▶ _Work instruction_:
Copy each record exactly as it reads, leaving out any pictures it holds.

**********

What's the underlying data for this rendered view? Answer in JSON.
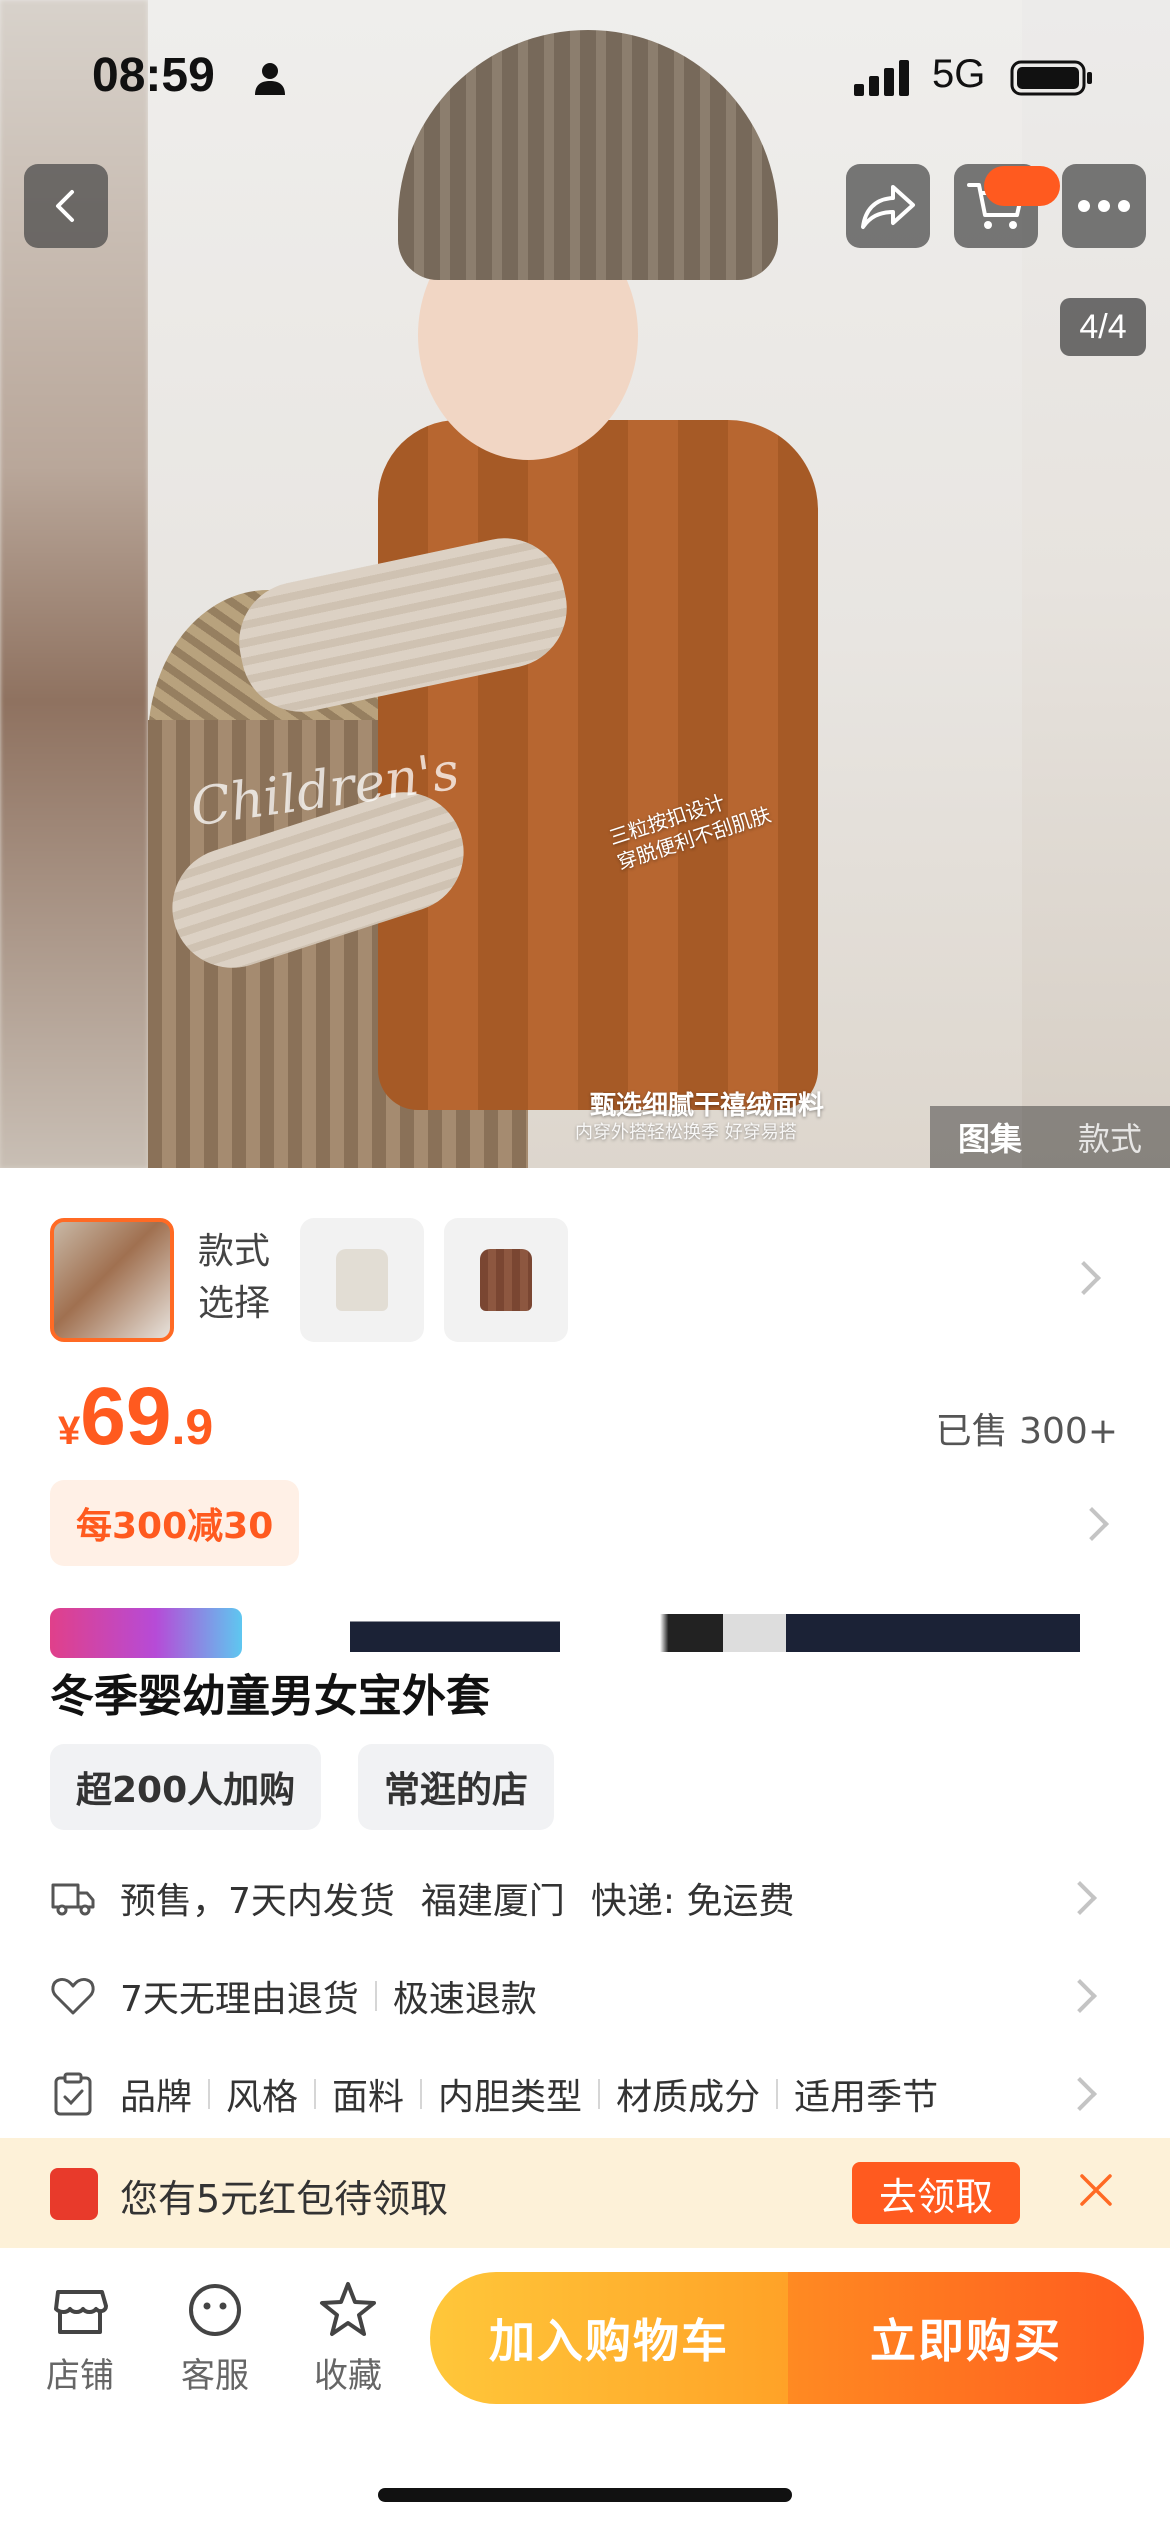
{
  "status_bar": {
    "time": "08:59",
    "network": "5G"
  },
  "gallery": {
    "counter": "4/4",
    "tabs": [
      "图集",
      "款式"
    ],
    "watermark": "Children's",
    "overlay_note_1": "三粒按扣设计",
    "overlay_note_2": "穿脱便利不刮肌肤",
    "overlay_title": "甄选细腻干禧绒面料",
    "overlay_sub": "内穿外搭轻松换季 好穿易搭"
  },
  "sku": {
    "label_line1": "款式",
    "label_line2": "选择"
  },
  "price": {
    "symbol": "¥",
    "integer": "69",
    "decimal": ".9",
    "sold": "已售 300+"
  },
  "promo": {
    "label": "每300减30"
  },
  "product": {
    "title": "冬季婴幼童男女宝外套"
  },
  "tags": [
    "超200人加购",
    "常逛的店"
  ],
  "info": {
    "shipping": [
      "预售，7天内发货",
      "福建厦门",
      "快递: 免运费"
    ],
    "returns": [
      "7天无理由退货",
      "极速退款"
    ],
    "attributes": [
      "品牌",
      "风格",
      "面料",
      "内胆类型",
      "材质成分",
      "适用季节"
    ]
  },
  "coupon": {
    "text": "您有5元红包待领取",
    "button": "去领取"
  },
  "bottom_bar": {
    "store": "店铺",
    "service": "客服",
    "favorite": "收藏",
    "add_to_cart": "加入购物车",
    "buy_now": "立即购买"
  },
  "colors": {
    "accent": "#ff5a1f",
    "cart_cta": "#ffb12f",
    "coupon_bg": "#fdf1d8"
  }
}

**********

▶ _Written answer_:
What's the underlying data for this rendered view? Answer in JSON.
{
  "status_bar": {
    "time": "08:59",
    "network": "5G"
  },
  "gallery": {
    "counter": "4/4",
    "tabs": [
      "图集",
      "款式"
    ],
    "watermark": "Children's",
    "overlay_note_1": "三粒按扣设计",
    "overlay_note_2": "穿脱便利不刮肌肤",
    "overlay_title": "甄选细腻干禧绒面料",
    "overlay_sub": "内穿外搭轻松换季 好穿易搭"
  },
  "sku": {
    "label_line1": "款式",
    "label_line2": "选择"
  },
  "price": {
    "symbol": "¥",
    "integer": "69",
    "decimal": ".9",
    "sold": "已售 300+"
  },
  "promo": {
    "label": "每300减30"
  },
  "product": {
    "title": "冬季婴幼童男女宝外套"
  },
  "tags": [
    "超200人加购",
    "常逛的店"
  ],
  "info": {
    "shipping": [
      "预售，7天内发货",
      "福建厦门",
      "快递: 免运费"
    ],
    "returns": [
      "7天无理由退货",
      "极速退款"
    ],
    "attributes": [
      "品牌",
      "风格",
      "面料",
      "内胆类型",
      "材质成分",
      "适用季节"
    ]
  },
  "coupon": {
    "text": "您有5元红包待领取",
    "button": "去领取"
  },
  "bottom_bar": {
    "store": "店铺",
    "service": "客服",
    "favorite": "收藏",
    "add_to_cart": "加入购物车",
    "buy_now": "立即购买"
  },
  "colors": {
    "accent": "#ff5a1f",
    "cart_cta": "#ffb12f",
    "coupon_bg": "#fdf1d8"
  }
}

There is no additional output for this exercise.